Bora Hanaman watching the crowd below
"Hmm.. ready, aim, throw the flowerpots!"
I arrived at the Taj Bengal where I was to stay as Shamlu had other house guests in my room. It was a great move as the manager recognized how sick I was -I had no voice at this point. He alerted the staff to my demise, and everywhere I went someone was standing there with a hot cup of spices, ginger and lemon to drink. They stayed to watch me drink the last drop. About every 20 minutes the door would buzz and more tea, hot “toddies” (non alcoholic) and salt to gargle with would arrive. Flowers came as well, with a note telling me to arrange for a eucalyptus steam, sauna, and aryuvedic massage. I arranged this for Sunday, and not feeling much better forced myself to make the appointments. I was glad I did. After a few hours of this pampering, my throat started to feel better, and I felt almost human again. Treating myself to a meal at one of the many restaurants at this hotel, I stuffed myself with salad, fruit and PIZZA! It rivaled any great pizza in New York. Even though I was under the weather I knew I could get very used to this. The shower was the best ever, and the pillow too – small things we take for granted were a delight . I savored every minute.
By Monday morning, the Maitre D knew me well and ordered all the hot drinks for breakfast and insisted I eat an omelette (he didn’t have to force me) and porridge. Water and juice were served at room temperature so as not to hurt my throat. That afternoon, a friend from Kolkata paid a visit to see how I was feeling and he too insisted on feeding me. I was stuffed but still a little sick. The hotel and my friend called the hotel doctor who paid a “room call” complete with blood work and prescriptions which were filled without delay by the staff. Rick ( my doctor husband) had sent me with a small arsenal of medicines and had started me over the phone with the correct antibiotic.
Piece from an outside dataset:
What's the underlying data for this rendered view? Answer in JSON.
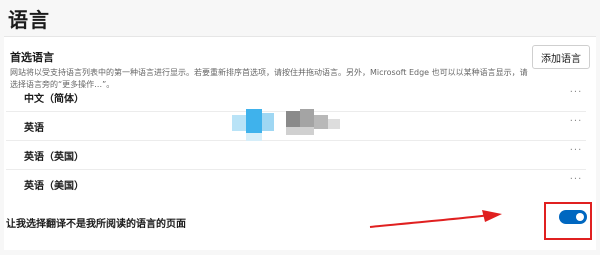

By Tuesday I felt well enough to return to Udayan. I loaded up on chocolates for the girls in the dorm – it was the birthday of four of them and there was to be a celebration. I also loaded up on oranges, bread and olives, having had my share of rice, rice and rice at the school.
The ride back was early in the morning, so early that I was treated to a remarkable site – goat herders walking their flock in the middle of the main roads in Kolkata-unbelievable! Here, in this city of great buildings, shops, shacks and hustle and bustle, vying for a piece of the road crammed with all the vehicles and animals and every conceivable being and object was this man, oblivious to the noise and commotion, as his goats walked peacefully to their home, having grazed for the day. What a country of contrasts.